Reproduce each record exactly, but exclude every picture.

═════ MATERIAL FOR THIS TASK

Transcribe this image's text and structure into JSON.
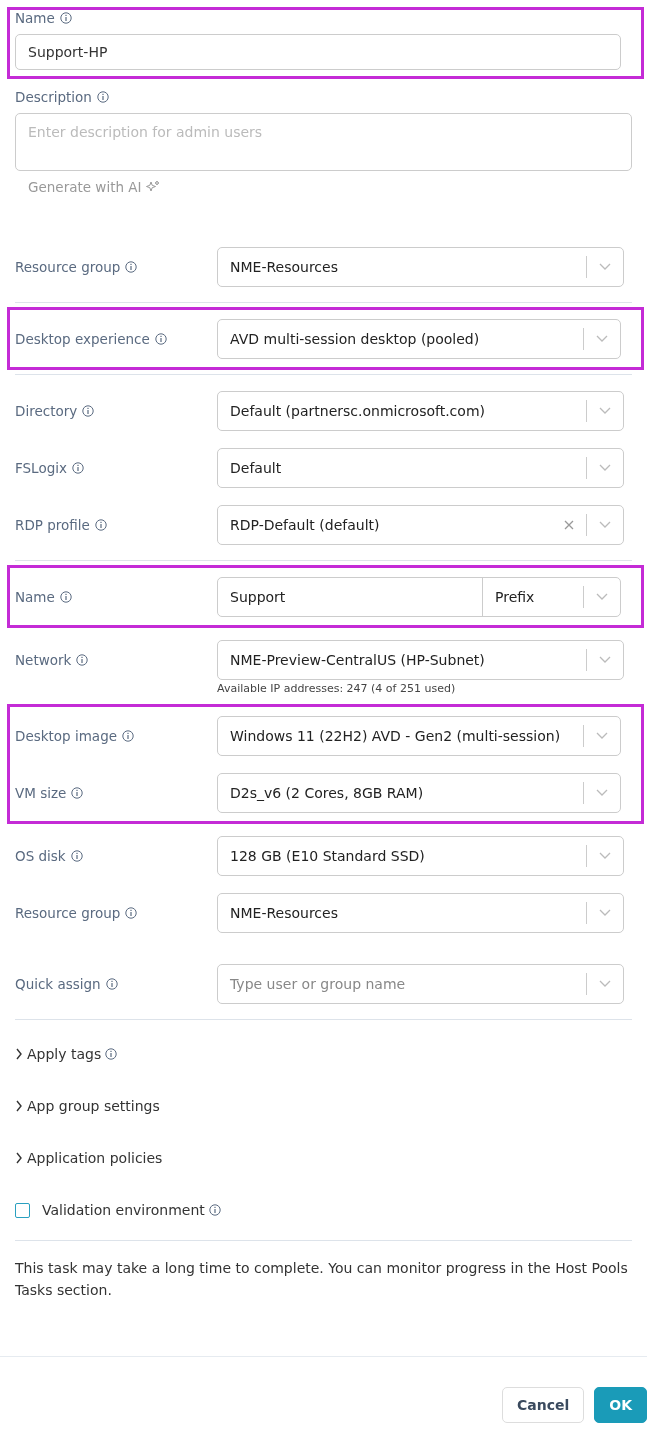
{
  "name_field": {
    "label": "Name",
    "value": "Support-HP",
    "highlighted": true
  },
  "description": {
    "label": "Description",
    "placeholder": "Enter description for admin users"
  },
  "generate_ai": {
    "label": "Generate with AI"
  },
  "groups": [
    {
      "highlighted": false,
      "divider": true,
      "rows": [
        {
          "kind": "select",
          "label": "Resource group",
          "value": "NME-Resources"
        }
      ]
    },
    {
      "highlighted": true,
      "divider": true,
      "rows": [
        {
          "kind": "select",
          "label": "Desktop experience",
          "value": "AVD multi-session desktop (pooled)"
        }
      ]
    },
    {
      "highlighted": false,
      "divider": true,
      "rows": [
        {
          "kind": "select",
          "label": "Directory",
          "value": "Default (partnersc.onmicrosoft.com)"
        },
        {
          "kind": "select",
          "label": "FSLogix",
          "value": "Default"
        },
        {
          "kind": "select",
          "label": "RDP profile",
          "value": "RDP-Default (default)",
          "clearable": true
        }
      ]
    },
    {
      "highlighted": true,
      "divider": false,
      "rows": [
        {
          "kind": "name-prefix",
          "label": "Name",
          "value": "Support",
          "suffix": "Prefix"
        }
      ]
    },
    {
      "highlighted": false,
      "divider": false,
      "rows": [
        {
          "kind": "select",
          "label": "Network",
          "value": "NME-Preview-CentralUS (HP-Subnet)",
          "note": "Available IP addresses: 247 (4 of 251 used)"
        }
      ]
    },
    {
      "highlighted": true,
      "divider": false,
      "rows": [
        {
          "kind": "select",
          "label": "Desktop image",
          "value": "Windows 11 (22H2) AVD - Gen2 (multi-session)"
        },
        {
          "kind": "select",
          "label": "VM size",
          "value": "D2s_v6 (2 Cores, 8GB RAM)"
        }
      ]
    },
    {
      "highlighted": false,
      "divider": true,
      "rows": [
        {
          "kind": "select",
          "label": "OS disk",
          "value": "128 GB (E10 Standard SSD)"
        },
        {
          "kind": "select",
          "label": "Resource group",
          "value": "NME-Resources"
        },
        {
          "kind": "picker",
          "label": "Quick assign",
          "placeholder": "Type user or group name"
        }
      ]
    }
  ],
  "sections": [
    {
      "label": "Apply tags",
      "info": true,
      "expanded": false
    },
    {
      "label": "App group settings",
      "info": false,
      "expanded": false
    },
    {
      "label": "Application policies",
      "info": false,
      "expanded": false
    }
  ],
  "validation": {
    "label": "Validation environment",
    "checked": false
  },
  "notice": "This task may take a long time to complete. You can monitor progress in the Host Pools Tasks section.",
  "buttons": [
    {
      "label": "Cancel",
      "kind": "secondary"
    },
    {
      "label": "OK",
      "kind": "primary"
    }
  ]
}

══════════

[THE ANSWER]
Transcribe this image's text and structure into JSON.
{
  "name_field": {
    "label": "Name",
    "value": "Support-HP",
    "highlighted": true
  },
  "description": {
    "label": "Description",
    "placeholder": "Enter description for admin users"
  },
  "generate_ai": {
    "label": "Generate with AI"
  },
  "groups": [
    {
      "highlighted": false,
      "divider": true,
      "rows": [
        {
          "kind": "select",
          "label": "Resource group",
          "value": "NME-Resources"
        }
      ]
    },
    {
      "highlighted": true,
      "divider": true,
      "rows": [
        {
          "kind": "select",
          "label": "Desktop experience",
          "value": "AVD multi-session desktop (pooled)"
        }
      ]
    },
    {
      "highlighted": false,
      "divider": true,
      "rows": [
        {
          "kind": "select",
          "label": "Directory",
          "value": "Default (partnersc.onmicrosoft.com)"
        },
        {
          "kind": "select",
          "label": "FSLogix",
          "value": "Default"
        },
        {
          "kind": "select",
          "label": "RDP profile",
          "value": "RDP-Default (default)",
          "clearable": true
        }
      ]
    },
    {
      "highlighted": true,
      "divider": false,
      "rows": [
        {
          "kind": "name-prefix",
          "label": "Name",
          "value": "Support",
          "suffix": "Prefix"
        }
      ]
    },
    {
      "highlighted": false,
      "divider": false,
      "rows": [
        {
          "kind": "select",
          "label": "Network",
          "value": "NME-Preview-CentralUS (HP-Subnet)",
          "note": "Available IP addresses: 247 (4 of 251 used)"
        }
      ]
    },
    {
      "highlighted": true,
      "divider": false,
      "rows": [
        {
          "kind": "select",
          "label": "Desktop image",
          "value": "Windows 11 (22H2) AVD - Gen2 (multi-session)"
        },
        {
          "kind": "select",
          "label": "VM size",
          "value": "D2s_v6 (2 Cores, 8GB RAM)"
        }
      ]
    },
    {
      "highlighted": false,
      "divider": true,
      "rows": [
        {
          "kind": "select",
          "label": "OS disk",
          "value": "128 GB (E10 Standard SSD)"
        },
        {
          "kind": "select",
          "label": "Resource group",
          "value": "NME-Resources"
        },
        {
          "kind": "picker",
          "label": "Quick assign",
          "placeholder": "Type user or group name"
        }
      ]
    }
  ],
  "sections": [
    {
      "label": "Apply tags",
      "info": true,
      "expanded": false
    },
    {
      "label": "App group settings",
      "info": false,
      "expanded": false
    },
    {
      "label": "Application policies",
      "info": false,
      "expanded": false
    }
  ],
  "validation": {
    "label": "Validation environment",
    "checked": false
  },
  "notice": "This task may take a long time to complete. You can monitor progress in the Host Pools Tasks section.",
  "buttons": [
    {
      "label": "Cancel",
      "kind": "secondary"
    },
    {
      "label": "OK",
      "kind": "primary"
    }
  ]
}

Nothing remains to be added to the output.